■ **EXERCISE BRIEF**:
Go through the data and copy each line that holds "number".

■ **DATA**:
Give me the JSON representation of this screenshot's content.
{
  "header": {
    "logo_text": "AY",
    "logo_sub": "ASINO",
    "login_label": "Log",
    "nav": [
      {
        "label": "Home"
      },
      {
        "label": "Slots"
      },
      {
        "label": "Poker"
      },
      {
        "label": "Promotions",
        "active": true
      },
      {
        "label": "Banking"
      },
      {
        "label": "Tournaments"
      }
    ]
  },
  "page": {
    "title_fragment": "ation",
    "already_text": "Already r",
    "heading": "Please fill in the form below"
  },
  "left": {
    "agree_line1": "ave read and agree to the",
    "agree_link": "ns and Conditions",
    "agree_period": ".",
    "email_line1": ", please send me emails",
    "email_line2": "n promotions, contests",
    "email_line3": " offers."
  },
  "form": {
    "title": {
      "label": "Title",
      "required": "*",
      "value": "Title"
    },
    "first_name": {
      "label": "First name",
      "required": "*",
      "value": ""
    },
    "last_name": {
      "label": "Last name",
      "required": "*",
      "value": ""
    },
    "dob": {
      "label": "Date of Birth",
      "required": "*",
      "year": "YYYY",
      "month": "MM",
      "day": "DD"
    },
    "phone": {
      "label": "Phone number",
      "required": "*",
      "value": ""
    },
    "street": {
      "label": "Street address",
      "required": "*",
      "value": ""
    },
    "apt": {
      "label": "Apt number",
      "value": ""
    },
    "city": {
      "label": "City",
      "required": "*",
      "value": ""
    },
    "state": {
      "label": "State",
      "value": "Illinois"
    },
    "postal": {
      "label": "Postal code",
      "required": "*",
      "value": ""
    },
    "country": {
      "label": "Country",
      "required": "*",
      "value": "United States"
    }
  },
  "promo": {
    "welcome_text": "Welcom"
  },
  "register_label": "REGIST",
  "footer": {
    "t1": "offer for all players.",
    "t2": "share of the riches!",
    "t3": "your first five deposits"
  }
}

■ **ANSWER SECTION**:
      "label": "Phone number",
      "label": "Apt number",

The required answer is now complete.